The patent application No. 20070288886, titled "Run-Time Code Injection To Perform Checks," describes a DRM system that permits an application developer to inject code into the application's runtime instruction stream, which would restrict execution of the application to specific hardware platforms.
The document goes on to explain the different phases of code injection. The first phase involves an application developer or a platform maker authorizing applications to run on a specific hardware platform. Later, code is injected to perform periodic checks to ensure that the application is running on an authorized platform. If the check fails, a part of the application's execution string is stopped and the application becomes unusable.
The periodic check would be transparent to the user, the patent application states. It's designed to be implemented on Apple's latest operating system, the Mac OS X, which is currently not copy-protected.
If it sounds familiar, that's because the DRM system described by Apple resembles WGA, Microsoft's anti-piracy system that validates the authenticity of the software maker's products.
Microsoft's system, however, has been under attack for flaws that have reportedly resulted in millions of Windows users mistakenly being reported to Microsoft as software pirates.
A student at Beijing University in September sued Microsoft, claiming that WGA collects information about his computer use and personal data without his authorization.

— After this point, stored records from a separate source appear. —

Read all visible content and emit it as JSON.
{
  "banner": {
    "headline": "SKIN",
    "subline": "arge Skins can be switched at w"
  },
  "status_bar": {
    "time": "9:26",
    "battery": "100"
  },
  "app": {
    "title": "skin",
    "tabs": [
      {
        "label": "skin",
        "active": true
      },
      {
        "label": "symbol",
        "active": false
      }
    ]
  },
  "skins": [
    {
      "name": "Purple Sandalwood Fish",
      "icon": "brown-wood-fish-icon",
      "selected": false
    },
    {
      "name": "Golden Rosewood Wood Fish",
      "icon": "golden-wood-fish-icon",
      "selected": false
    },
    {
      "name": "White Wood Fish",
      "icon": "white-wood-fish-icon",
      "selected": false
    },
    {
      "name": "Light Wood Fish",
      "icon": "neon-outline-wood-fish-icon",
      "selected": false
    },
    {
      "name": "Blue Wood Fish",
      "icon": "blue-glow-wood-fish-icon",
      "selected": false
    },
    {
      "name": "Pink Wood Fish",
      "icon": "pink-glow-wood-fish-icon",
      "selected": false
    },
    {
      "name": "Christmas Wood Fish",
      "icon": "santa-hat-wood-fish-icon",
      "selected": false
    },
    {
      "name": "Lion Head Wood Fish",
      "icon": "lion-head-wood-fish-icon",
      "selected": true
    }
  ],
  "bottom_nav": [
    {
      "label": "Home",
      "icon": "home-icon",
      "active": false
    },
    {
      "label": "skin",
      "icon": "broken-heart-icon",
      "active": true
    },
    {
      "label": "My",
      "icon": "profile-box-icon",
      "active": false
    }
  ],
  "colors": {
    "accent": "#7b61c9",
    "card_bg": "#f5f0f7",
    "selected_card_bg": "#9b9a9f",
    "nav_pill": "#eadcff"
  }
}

Then in October, Microsoft decided to drop WGA as a security feature from an updated version of Internet Explorer 7. Microsoft said this would help promote the browser to a broader audience.